A thesis in WU’s SIMC master entitled “Entrepreneurial Ecosystems in the Energy Industry” has recently been finished. Here the abstract:

The nature of entrepreneurial ecosystems has been actively explored by academics in recent years. The topics of entrepreneurial ecosystems and new venture creation are of significance for regional policymakers, entrepreneurs, incumbents from various industries, and researchers. Here, the study narrows the focus slightly to the perspective of large energy firms and their strategic positioning in an ecosystem. Since its inception, the theory of entrepreneurial ecosystems, however, has not fully explained the mechanisms behind the interactions between different actors and their roles. This project will fill the gap by analyzing ties between the elements of an ecosystem. The aim is to develop a set of recommendations on how to accelerate innovation by engaging actively in an ecosystem and determine what benefits contributing to the creation of infrastructure for entrepreneurship might bring.

Advancements in information and communication technology along with changing consumer behavior are driving innovation across industries. This is reflected in the emergence of new business models as well as the entry of new players. Adopting the perspective of entrepreneurial ecosystems implies decreasing importance of the organizational boundaries of a firm. In an ecosystem the performance of actors is interdependent, meaning partnerships and collaborative initiatives are key to success. Established firms are important elements of an ecosystem. Corporates play a major role as customers, as well as partners for startups. Their assets and resources include human capital, financing, market access, the ability to invest in infrastructure and education. However, there are no standard strategies or frameworks on how corporates can engage in entrepreneurial ecosystems, given all systems emerge under unique conditions and have distinctive characteristics.

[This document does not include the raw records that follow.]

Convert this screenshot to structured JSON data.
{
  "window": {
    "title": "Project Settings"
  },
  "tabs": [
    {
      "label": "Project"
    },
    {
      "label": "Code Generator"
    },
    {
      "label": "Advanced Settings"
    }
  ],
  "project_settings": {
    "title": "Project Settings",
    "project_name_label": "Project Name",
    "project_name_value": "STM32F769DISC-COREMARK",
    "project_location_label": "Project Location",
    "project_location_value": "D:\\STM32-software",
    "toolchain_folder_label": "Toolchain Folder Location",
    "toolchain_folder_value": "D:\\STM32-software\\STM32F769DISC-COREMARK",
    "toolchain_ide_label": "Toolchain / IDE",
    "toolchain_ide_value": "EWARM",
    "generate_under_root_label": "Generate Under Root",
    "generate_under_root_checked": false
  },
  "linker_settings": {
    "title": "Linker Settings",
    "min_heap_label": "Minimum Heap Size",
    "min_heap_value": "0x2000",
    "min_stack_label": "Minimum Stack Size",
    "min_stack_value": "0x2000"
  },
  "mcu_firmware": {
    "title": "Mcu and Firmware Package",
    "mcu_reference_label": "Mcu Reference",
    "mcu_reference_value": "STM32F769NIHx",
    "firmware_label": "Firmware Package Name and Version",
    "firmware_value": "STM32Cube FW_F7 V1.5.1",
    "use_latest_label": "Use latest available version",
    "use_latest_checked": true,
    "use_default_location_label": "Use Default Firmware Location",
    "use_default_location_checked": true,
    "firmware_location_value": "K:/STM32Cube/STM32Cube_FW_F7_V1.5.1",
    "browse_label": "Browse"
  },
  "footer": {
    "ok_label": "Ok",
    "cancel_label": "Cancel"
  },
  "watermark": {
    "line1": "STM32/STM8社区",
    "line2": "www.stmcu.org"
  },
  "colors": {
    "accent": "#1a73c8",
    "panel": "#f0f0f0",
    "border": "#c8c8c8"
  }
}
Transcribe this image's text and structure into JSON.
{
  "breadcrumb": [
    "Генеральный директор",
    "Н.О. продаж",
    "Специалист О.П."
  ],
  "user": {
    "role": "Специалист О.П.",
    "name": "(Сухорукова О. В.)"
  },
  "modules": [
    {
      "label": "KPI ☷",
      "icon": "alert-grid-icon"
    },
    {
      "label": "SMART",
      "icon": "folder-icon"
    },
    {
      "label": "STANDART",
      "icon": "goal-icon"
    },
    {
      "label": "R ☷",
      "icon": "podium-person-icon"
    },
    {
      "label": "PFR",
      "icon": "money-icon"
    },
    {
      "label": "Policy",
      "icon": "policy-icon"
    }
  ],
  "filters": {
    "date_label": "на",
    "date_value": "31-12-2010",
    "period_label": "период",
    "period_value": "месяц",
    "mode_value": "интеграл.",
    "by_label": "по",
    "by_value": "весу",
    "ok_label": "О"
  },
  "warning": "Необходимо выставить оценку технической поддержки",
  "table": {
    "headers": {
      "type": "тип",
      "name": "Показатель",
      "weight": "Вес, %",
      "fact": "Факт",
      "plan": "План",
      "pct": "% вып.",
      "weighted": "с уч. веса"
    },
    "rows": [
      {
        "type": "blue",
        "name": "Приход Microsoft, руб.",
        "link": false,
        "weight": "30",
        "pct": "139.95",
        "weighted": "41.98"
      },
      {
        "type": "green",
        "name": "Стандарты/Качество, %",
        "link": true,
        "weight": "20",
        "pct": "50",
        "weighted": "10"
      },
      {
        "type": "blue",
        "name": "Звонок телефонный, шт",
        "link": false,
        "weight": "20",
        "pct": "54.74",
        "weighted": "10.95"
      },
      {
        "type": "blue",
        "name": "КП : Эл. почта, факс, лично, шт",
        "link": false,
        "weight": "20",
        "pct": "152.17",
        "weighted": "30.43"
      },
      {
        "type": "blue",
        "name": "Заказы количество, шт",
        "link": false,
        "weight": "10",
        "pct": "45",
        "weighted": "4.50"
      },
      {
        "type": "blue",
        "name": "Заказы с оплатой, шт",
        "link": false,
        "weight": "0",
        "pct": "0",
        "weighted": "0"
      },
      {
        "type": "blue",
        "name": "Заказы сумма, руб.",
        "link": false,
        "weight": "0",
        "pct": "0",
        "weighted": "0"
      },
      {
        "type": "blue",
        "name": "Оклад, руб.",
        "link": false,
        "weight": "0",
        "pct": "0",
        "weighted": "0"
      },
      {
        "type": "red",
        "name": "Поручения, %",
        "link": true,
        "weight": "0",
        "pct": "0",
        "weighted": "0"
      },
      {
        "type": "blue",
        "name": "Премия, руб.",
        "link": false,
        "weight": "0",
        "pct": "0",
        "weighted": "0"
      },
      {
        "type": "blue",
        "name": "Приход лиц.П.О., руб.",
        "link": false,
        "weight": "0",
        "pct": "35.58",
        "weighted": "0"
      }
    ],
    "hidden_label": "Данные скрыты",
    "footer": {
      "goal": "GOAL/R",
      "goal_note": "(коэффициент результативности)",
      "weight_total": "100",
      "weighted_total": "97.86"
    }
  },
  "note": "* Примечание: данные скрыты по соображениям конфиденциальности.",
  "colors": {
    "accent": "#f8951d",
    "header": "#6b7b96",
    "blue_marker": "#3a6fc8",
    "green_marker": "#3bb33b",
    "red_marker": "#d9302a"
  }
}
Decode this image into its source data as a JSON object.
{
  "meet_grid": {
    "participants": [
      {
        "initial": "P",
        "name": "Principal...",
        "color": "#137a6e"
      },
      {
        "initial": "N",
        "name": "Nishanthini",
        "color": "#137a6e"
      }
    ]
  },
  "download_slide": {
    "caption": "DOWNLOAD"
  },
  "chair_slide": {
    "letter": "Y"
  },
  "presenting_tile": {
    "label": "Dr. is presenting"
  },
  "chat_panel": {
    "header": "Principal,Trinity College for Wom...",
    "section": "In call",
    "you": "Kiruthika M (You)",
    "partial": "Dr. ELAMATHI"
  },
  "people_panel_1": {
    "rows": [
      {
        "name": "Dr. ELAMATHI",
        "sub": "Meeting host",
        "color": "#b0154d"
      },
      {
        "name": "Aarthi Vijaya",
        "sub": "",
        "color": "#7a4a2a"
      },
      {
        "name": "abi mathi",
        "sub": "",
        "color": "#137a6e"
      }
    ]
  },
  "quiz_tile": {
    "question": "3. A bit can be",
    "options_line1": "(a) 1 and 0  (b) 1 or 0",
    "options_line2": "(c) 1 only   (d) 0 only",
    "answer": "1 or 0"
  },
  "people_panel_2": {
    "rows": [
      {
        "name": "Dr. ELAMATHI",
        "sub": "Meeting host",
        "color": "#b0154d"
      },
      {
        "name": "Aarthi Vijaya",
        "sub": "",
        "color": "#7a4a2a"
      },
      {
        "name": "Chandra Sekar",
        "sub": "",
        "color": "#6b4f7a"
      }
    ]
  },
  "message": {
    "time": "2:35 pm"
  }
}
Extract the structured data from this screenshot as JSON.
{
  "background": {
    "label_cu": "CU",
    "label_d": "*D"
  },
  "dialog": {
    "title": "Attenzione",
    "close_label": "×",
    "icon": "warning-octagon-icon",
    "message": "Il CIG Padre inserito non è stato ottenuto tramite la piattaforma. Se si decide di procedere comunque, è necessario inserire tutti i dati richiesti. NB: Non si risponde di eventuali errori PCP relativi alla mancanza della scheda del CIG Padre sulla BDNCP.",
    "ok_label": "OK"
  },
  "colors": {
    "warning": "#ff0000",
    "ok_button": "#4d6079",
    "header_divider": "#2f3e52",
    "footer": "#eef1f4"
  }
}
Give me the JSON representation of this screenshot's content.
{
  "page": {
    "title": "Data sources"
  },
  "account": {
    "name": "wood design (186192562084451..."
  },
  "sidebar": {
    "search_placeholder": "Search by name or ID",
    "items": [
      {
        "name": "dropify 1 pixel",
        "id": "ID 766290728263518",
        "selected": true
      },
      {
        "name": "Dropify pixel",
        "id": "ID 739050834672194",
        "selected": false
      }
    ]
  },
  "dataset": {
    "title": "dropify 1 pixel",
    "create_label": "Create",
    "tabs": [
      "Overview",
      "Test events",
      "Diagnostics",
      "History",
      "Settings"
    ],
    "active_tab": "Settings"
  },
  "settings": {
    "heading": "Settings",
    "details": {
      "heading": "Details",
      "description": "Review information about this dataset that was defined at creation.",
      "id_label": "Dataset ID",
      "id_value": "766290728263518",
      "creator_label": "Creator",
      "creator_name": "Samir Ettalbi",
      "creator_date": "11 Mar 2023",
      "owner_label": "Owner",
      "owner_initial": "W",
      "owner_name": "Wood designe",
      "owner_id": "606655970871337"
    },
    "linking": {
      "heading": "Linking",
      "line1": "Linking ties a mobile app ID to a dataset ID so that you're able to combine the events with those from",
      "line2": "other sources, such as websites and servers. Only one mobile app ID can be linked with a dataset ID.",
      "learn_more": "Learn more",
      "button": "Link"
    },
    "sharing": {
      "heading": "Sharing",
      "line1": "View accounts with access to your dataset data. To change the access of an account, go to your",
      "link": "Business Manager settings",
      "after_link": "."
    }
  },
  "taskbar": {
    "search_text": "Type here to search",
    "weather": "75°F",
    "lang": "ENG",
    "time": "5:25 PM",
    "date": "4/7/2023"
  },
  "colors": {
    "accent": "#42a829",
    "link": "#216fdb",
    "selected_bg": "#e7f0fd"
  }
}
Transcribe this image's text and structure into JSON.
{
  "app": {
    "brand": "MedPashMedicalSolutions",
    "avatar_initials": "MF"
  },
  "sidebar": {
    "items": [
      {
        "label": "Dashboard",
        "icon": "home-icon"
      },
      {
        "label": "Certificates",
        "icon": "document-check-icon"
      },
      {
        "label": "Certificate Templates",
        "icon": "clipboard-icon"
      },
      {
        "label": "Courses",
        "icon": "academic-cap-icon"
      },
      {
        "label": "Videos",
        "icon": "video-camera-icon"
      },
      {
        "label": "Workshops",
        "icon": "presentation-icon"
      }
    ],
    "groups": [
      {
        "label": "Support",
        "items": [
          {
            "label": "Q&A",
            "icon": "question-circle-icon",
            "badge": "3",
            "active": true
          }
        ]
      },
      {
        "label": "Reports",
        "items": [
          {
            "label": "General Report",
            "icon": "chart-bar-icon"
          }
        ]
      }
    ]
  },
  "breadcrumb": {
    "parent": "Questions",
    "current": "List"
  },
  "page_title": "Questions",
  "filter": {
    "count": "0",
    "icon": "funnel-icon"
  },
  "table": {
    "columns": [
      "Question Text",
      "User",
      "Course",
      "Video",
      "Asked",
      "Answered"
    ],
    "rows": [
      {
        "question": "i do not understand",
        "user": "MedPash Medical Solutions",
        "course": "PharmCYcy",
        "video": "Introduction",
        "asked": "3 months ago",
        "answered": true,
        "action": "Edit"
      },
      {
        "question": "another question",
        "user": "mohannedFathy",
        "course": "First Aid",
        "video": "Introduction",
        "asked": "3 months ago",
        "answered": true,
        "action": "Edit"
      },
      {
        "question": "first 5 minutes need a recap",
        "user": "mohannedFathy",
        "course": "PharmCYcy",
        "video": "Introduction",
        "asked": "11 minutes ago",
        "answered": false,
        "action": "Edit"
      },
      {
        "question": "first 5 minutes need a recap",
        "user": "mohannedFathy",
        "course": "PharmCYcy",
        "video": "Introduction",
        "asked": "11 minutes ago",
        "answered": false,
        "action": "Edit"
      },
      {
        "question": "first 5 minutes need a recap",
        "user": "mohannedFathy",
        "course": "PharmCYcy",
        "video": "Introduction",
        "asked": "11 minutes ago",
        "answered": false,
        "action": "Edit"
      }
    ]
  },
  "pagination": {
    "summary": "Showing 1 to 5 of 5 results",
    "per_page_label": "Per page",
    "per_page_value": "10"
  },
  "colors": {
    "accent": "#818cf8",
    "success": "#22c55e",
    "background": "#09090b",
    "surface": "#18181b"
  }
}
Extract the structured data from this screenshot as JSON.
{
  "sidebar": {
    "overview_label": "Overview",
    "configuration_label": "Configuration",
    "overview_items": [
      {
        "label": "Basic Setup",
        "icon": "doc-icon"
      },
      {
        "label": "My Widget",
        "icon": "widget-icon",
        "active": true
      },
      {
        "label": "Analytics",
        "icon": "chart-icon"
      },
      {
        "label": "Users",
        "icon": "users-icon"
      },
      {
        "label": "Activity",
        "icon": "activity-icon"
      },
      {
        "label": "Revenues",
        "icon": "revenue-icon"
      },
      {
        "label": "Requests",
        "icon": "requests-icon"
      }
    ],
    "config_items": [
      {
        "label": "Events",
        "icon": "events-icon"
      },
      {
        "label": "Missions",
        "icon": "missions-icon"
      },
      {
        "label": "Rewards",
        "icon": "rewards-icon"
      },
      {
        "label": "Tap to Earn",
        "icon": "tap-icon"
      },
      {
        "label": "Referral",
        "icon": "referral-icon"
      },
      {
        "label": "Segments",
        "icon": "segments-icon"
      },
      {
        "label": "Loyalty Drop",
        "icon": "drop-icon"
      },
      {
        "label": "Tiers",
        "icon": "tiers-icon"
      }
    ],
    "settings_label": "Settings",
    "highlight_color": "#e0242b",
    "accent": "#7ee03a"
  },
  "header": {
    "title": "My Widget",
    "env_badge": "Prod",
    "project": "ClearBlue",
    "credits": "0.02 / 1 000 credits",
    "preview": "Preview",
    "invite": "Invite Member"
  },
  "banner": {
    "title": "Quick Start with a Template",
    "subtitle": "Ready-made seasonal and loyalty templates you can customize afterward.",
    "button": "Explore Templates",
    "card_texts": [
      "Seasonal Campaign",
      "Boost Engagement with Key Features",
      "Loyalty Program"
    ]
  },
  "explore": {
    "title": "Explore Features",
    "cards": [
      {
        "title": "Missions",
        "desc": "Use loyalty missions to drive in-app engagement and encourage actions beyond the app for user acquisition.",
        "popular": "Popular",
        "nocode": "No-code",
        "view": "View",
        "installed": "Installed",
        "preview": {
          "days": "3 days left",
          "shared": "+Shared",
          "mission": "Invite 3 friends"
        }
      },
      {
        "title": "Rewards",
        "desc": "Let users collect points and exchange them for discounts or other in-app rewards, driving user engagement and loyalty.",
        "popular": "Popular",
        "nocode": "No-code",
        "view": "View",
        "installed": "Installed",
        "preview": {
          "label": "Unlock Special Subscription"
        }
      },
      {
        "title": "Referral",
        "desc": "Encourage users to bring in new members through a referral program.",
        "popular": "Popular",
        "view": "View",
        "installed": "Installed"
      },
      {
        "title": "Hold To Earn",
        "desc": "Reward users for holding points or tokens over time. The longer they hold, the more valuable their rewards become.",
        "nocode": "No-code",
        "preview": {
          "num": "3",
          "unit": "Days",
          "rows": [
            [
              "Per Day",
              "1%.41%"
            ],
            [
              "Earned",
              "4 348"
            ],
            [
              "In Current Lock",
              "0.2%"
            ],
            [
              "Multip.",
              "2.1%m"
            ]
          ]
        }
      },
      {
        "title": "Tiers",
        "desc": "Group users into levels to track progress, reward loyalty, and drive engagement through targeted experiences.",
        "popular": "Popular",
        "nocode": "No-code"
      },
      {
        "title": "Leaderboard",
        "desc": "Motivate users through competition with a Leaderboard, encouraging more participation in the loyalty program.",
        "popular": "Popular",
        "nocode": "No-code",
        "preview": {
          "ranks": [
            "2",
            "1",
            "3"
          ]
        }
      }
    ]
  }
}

This project explores how large energy firms can influence an ecosystem by fostering collaboration between different actors since the success of incumbents highly depends on their interaction with other players in an ecosystem.